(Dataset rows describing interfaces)
###

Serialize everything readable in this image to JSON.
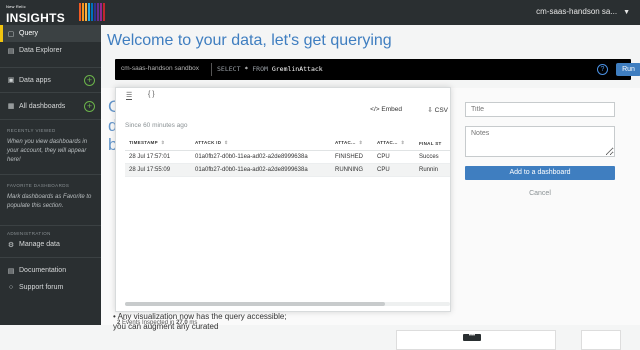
{
  "brand": {
    "small": "New Relic",
    "big": "INSIGHTS"
  },
  "stripe_colors": [
    "#f15a24",
    "#f7931e",
    "#fbb03b",
    "#29abe2",
    "#0071bc",
    "#2e3192",
    "#662d91",
    "#93278f",
    "#c1272d"
  ],
  "account": {
    "name": "cm-saas-handson sa..."
  },
  "sidebar": {
    "nav": [
      {
        "label": "Query",
        "icon": "query-icon",
        "active": true
      },
      {
        "label": "Data Explorer",
        "icon": "data-explorer-icon"
      }
    ],
    "data_apps": "Data apps",
    "all_dashboards": "All dashboards",
    "recently_viewed_title": "RECENTLY VIEWED",
    "recently_viewed_text": "When you view dashboards in your account, they will appear here!",
    "favorite_title": "FAVORITE DASHBOARDS",
    "favorite_text": "Mark dashboards as Favorite to populate this section.",
    "admin_title": "ADMINISTRATION",
    "manage_data": "Manage data",
    "documentation": "Documentation",
    "support_forum": "Support forum"
  },
  "main": {
    "welcome": "Welcome to your data, let's get querying",
    "query_bar": {
      "account": "cm-saas-handson sandbox",
      "keyword_select": "SELECT",
      "star": "*",
      "keyword_from": "FROM",
      "table": "GremlinAttack",
      "help": "?",
      "run": "Run"
    },
    "ghost_letters": [
      "C",
      "d",
      "b"
    ],
    "bullet_text": "Any visualization now has the query accessible; you can augment any curated"
  },
  "results": {
    "tab_table_icon": "☰",
    "tab_json_label": "{ }",
    "embed": "Embed",
    "csv": "CSV",
    "since": "Since 60 minutes ago",
    "columns": [
      "TIMESTAMP",
      "ATTACK ID",
      "ATTAC...",
      "ATTAC...",
      "FINAL ST"
    ],
    "rows": [
      [
        "28 Jul 17:57:01",
        "01a0fb27-d0b0-11ea-ad02-a2de8999638a",
        "FINISHED",
        "CPU",
        "Succes"
      ],
      [
        "28 Jul 17:55:09",
        "01a0fb27-d0b0-11ea-ad02-a2de8999638a",
        "RUNNING",
        "CPU",
        "Runnin"
      ]
    ],
    "events_count": "2",
    "events_text": "Events Inspected in",
    "events_time": "27.0",
    "events_unit": "ms"
  },
  "dashboard_form": {
    "title_placeholder": "Title",
    "notes_placeholder": "Notes",
    "add_label": "Add to a dashboard",
    "cancel_label": "Cancel"
  },
  "more_label": "•••"
}
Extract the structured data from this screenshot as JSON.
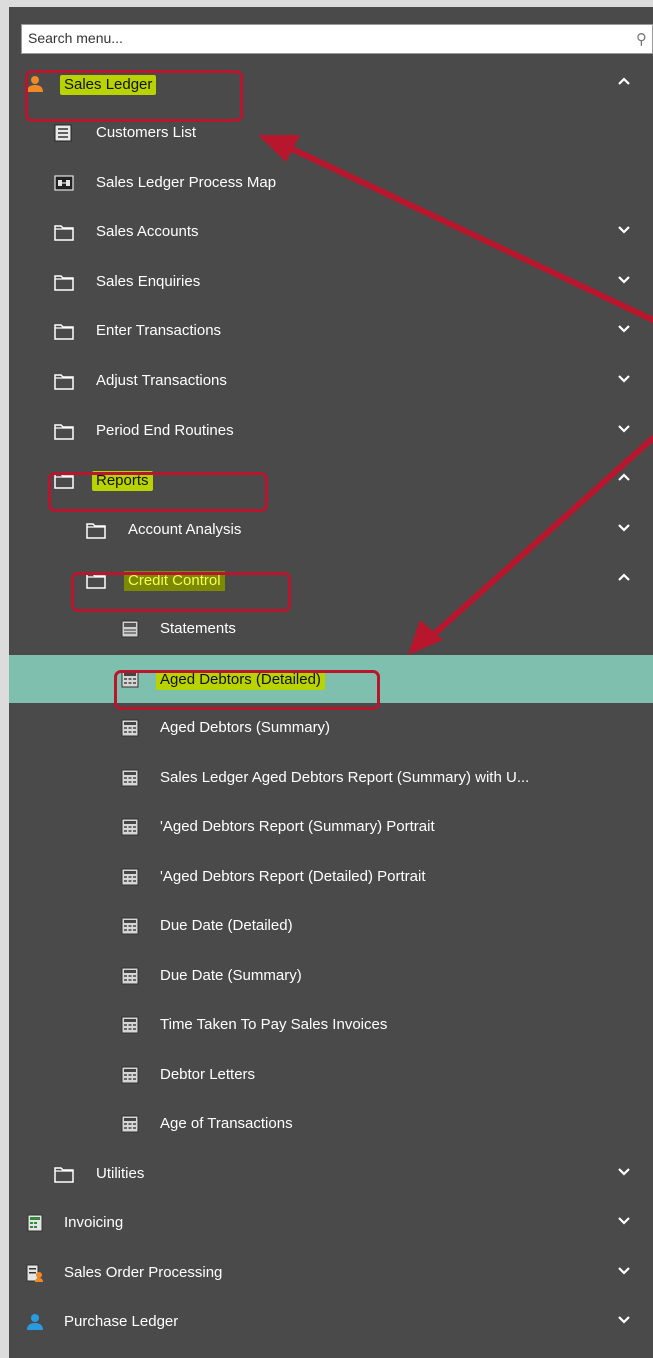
{
  "search": {
    "placeholder": "Search menu..."
  },
  "colors": {
    "panel": "#4a4a4b",
    "selected_row": "#7ebfad",
    "highlight": "#b8d300",
    "annotation_red": "#b8162c"
  },
  "menu": [
    {
      "id": "sales-ledger",
      "label": "Sales Ledger",
      "icon": "person-orange-icon",
      "chevron": "up",
      "level": 0
    },
    {
      "id": "customers-list",
      "label": "Customers List",
      "icon": "list-icon",
      "chevron": "",
      "level": 1
    },
    {
      "id": "process-map",
      "label": "Sales Ledger Process Map",
      "icon": "process-map-icon",
      "chevron": "",
      "level": 1
    },
    {
      "id": "sales-accounts",
      "label": "Sales Accounts",
      "icon": "folder-icon",
      "chevron": "down",
      "level": 1
    },
    {
      "id": "sales-enquiries",
      "label": "Sales Enquiries",
      "icon": "folder-icon",
      "chevron": "down",
      "level": 1
    },
    {
      "id": "enter-transactions",
      "label": "Enter Transactions",
      "icon": "folder-icon",
      "chevron": "down",
      "level": 1
    },
    {
      "id": "adjust-transactions",
      "label": "Adjust Transactions",
      "icon": "folder-icon",
      "chevron": "down",
      "level": 1
    },
    {
      "id": "period-end",
      "label": "Period End Routines",
      "icon": "folder-icon",
      "chevron": "down",
      "level": 1
    },
    {
      "id": "reports",
      "label": "Reports",
      "icon": "folder-icon",
      "chevron": "up",
      "level": 1
    },
    {
      "id": "account-analysis",
      "label": "Account Analysis",
      "icon": "folder-icon",
      "chevron": "down",
      "level": 2
    },
    {
      "id": "credit-control",
      "label": "Credit Control",
      "icon": "folder-icon",
      "chevron": "up",
      "level": 2
    },
    {
      "id": "statements",
      "label": "Statements",
      "icon": "statement-icon",
      "chevron": "",
      "level": 3
    },
    {
      "id": "aged-debtors-detailed",
      "label": "Aged Debtors (Detailed)",
      "icon": "report-icon",
      "chevron": "",
      "level": 3
    },
    {
      "id": "aged-debtors-summary",
      "label": "Aged Debtors (Summary)",
      "icon": "report-icon",
      "chevron": "",
      "level": 3
    },
    {
      "id": "sl-aged-debtors-summary-u",
      "label": "Sales Ledger Aged Debtors Report (Summary) with U...",
      "icon": "report-icon",
      "chevron": "",
      "level": 3
    },
    {
      "id": "aged-summary-portrait",
      "label": "'Aged Debtors Report (Summary) Portrait",
      "icon": "report-icon",
      "chevron": "",
      "level": 3
    },
    {
      "id": "aged-detailed-portrait",
      "label": "'Aged Debtors Report (Detailed) Portrait",
      "icon": "report-icon",
      "chevron": "",
      "level": 3
    },
    {
      "id": "due-date-detailed",
      "label": "Due Date (Detailed)",
      "icon": "report-icon",
      "chevron": "",
      "level": 3
    },
    {
      "id": "due-date-summary",
      "label": "Due Date (Summary)",
      "icon": "report-icon",
      "chevron": "",
      "level": 3
    },
    {
      "id": "time-taken",
      "label": "Time Taken To Pay Sales Invoices",
      "icon": "report-icon",
      "chevron": "",
      "level": 3
    },
    {
      "id": "debtor-letters",
      "label": "Debtor Letters",
      "icon": "report-icon",
      "chevron": "",
      "level": 3
    },
    {
      "id": "age-of-transactions",
      "label": "Age of Transactions",
      "icon": "report-icon",
      "chevron": "",
      "level": 3
    },
    {
      "id": "utilities",
      "label": "Utilities",
      "icon": "folder-icon",
      "chevron": "down",
      "level": 1
    },
    {
      "id": "invoicing",
      "label": "Invoicing",
      "icon": "invoice-green-icon",
      "chevron": "down",
      "level": 0
    },
    {
      "id": "sales-order-processing",
      "label": "Sales Order Processing",
      "icon": "sales-order-icon",
      "chevron": "down",
      "level": 0
    },
    {
      "id": "purchase-ledger",
      "label": "Purchase Ledger",
      "icon": "person-blue-icon",
      "chevron": "down",
      "level": 0
    }
  ]
}
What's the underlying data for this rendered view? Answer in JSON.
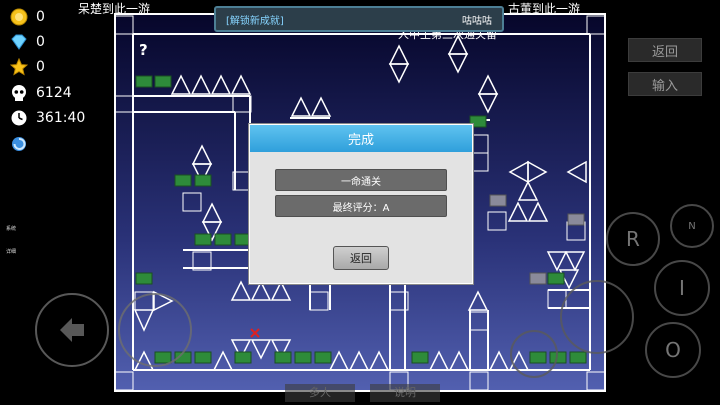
{
  "hud": {
    "coins": "0",
    "gems": "0",
    "stars": "0",
    "deaths": "6124",
    "time": "361:40"
  },
  "level": {
    "top_left_text": "呆楚到此一游",
    "top_right_text": "古董到此一游",
    "sub_text": "人中王第三次通关留",
    "question_mark": "?"
  },
  "notification": {
    "left": "[解锁新成就]",
    "right": "咕咕咕"
  },
  "dialog": {
    "title": "完成",
    "line1": "一命通关",
    "line2": "最终评分：A",
    "back": "返回"
  },
  "side_buttons": {
    "back": "返回",
    "input": "输入"
  },
  "left_labels": {
    "system": "系统",
    "detail": "详细"
  },
  "controls": {
    "r": "R",
    "n": "N",
    "i": "I",
    "o": "O"
  },
  "bottom_tabs": {
    "left": "多人",
    "right": "说明"
  },
  "colors": {
    "sign_green": "#2e8b3a",
    "accent_blue": "#2f9fdb",
    "toast_border": "#4d7f95",
    "spike": "#ffffff",
    "bg_top": "#0a0a2e",
    "bg_bottom": "#4e5aa8"
  }
}
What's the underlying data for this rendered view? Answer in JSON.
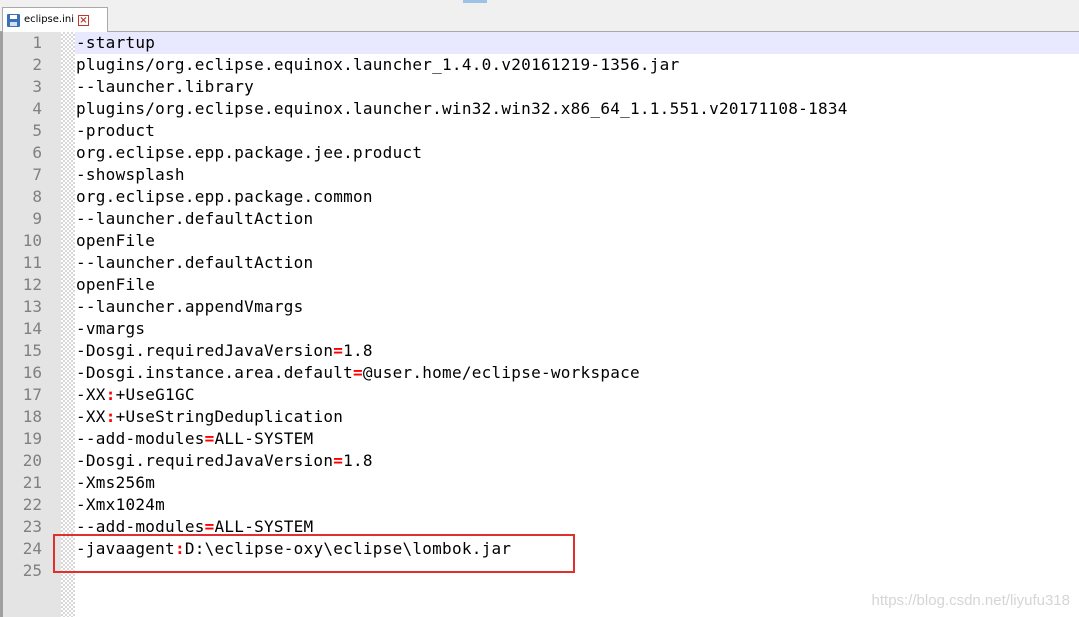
{
  "tab": {
    "label": "eclipse.ini",
    "close_label": "×",
    "icon": "save-icon"
  },
  "lines": [
    {
      "num": "1",
      "text": "-startup",
      "current": true
    },
    {
      "num": "2",
      "text": "plugins/org.eclipse.equinox.launcher_1.4.0.v20161219-1356.jar"
    },
    {
      "num": "3",
      "text": "--launcher.library"
    },
    {
      "num": "4",
      "text": "plugins/org.eclipse.equinox.launcher.win32.win32.x86_64_1.1.551.v20171108-1834"
    },
    {
      "num": "5",
      "text": "-product"
    },
    {
      "num": "6",
      "text": "org.eclipse.epp.package.jee.product"
    },
    {
      "num": "7",
      "text": "-showsplash"
    },
    {
      "num": "8",
      "text": "org.eclipse.epp.package.common"
    },
    {
      "num": "9",
      "text": "--launcher.defaultAction"
    },
    {
      "num": "10",
      "text": "openFile"
    },
    {
      "num": "11",
      "text": "--launcher.defaultAction"
    },
    {
      "num": "12",
      "text": "openFile"
    },
    {
      "num": "13",
      "text": "--launcher.appendVmargs"
    },
    {
      "num": "14",
      "text": "-vmargs"
    },
    {
      "num": "15",
      "text": "-Dosgi.requiredJavaVersion=1.8"
    },
    {
      "num": "16",
      "text": "-Dosgi.instance.area.default=@user.home/eclipse-workspace"
    },
    {
      "num": "17",
      "text": "-XX:+UseG1GC"
    },
    {
      "num": "18",
      "text": "-XX:+UseStringDeduplication"
    },
    {
      "num": "19",
      "text": "--add-modules=ALL-SYSTEM"
    },
    {
      "num": "20",
      "text": "-Dosgi.requiredJavaVersion=1.8"
    },
    {
      "num": "21",
      "text": "-Xms256m"
    },
    {
      "num": "22",
      "text": "-Xmx1024m"
    },
    {
      "num": "23",
      "text": "--add-modules=ALL-SYSTEM"
    },
    {
      "num": "24",
      "text": "-javaagent:D:\\eclipse-oxy\\eclipse\\lombok.jar"
    },
    {
      "num": "25",
      "text": ""
    }
  ],
  "colors": {
    "operator": "#ff0000",
    "current_line": "#e8e8ff",
    "highlight_box": "#e0302e",
    "line_number": "#808080"
  },
  "watermark": "https://blog.csdn.net/liyufu318"
}
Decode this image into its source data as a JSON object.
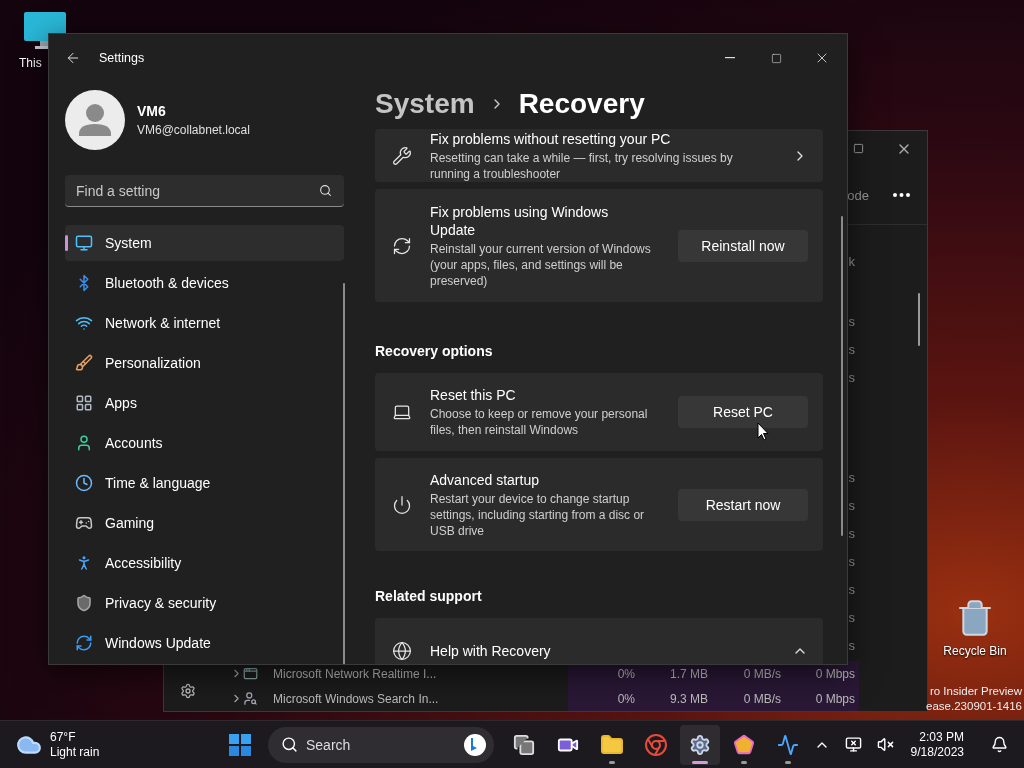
{
  "desktop": {
    "icons": [
      {
        "kind": "computer",
        "label": "This"
      },
      {
        "kind": "recycle-bin",
        "label": "Recycle Bin"
      }
    ],
    "build_info": [
      "ro Insider Preview",
      "ease.230901-1416"
    ]
  },
  "task_manager": {
    "toolbar_fragment": "ode",
    "header_fragment": "k",
    "row_fragments_top": [
      "s",
      "s",
      "s"
    ],
    "row_fragments_bottom": [
      "s",
      "s",
      "s",
      "s",
      "s",
      "s",
      "s"
    ],
    "rows": [
      {
        "name": "Microsoft Network Realtime I...",
        "cpu": "0%",
        "memory": "1.7 MB",
        "disk": "0 MB/s",
        "network": "0 Mbps"
      },
      {
        "name": "Microsoft Windows Search In...",
        "cpu": "0%",
        "memory": "9.3 MB",
        "disk": "0 MB/s",
        "network": "0 Mbps"
      }
    ]
  },
  "settings": {
    "title": "Settings",
    "user": {
      "name": "VM6",
      "email": "VM6@collabnet.local"
    },
    "search": {
      "placeholder": "Find a setting"
    },
    "nav": [
      {
        "label": "System",
        "selected": true
      },
      {
        "label": "Bluetooth & devices",
        "selected": false
      },
      {
        "label": "Network & internet",
        "selected": false
      },
      {
        "label": "Personalization",
        "selected": false
      },
      {
        "label": "Apps",
        "selected": false
      },
      {
        "label": "Accounts",
        "selected": false
      },
      {
        "label": "Time & language",
        "selected": false
      },
      {
        "label": "Gaming",
        "selected": false
      },
      {
        "label": "Accessibility",
        "selected": false
      },
      {
        "label": "Privacy & security",
        "selected": false
      },
      {
        "label": "Windows Update",
        "selected": false
      }
    ],
    "breadcrumb": [
      "System",
      "Recovery"
    ],
    "content": [
      {
        "kind": "link",
        "title": "Fix problems without resetting your PC",
        "description": "Resetting can take a while — first, try resolving issues by running a troubleshooter"
      },
      {
        "kind": "button",
        "title": "Fix problems using Windows Update",
        "description": "Reinstall your current version of Windows (your apps, files, and settings will be preserved)",
        "button": "Reinstall now"
      },
      {
        "kind": "heading",
        "title": "Recovery options"
      },
      {
        "kind": "button",
        "title": "Reset this PC",
        "description": "Choose to keep or remove your personal files, then reinstall Windows",
        "button": "Reset PC"
      },
      {
        "kind": "button",
        "title": "Advanced startup",
        "description": "Restart your device to change startup settings, including starting from a disc or USB drive",
        "button": "Restart now"
      },
      {
        "kind": "heading",
        "title": "Related support"
      },
      {
        "kind": "expander",
        "title": "Help with Recovery",
        "expanded": true
      }
    ]
  },
  "taskbar": {
    "weather": {
      "temperature": "67°F",
      "condition": "Light rain"
    },
    "search": {
      "placeholder": "Search"
    },
    "apps": [
      {
        "kind": "task-view",
        "running": false,
        "selected": false
      },
      {
        "kind": "chat",
        "running": false,
        "selected": false
      },
      {
        "kind": "explorer",
        "running": true,
        "selected": false
      },
      {
        "kind": "browser",
        "running": false,
        "selected": false
      },
      {
        "kind": "settings",
        "running": true,
        "selected": true
      },
      {
        "kind": "shapes",
        "running": true,
        "selected": false
      },
      {
        "kind": "monitor",
        "running": true,
        "selected": false
      }
    ],
    "time": "2:03 PM",
    "date": "9/18/2023"
  }
}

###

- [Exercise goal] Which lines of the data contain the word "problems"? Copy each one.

- [Finished task]
        "title": "Fix problems without resetting your PC",
        "title": "Fix problems using Windows Update",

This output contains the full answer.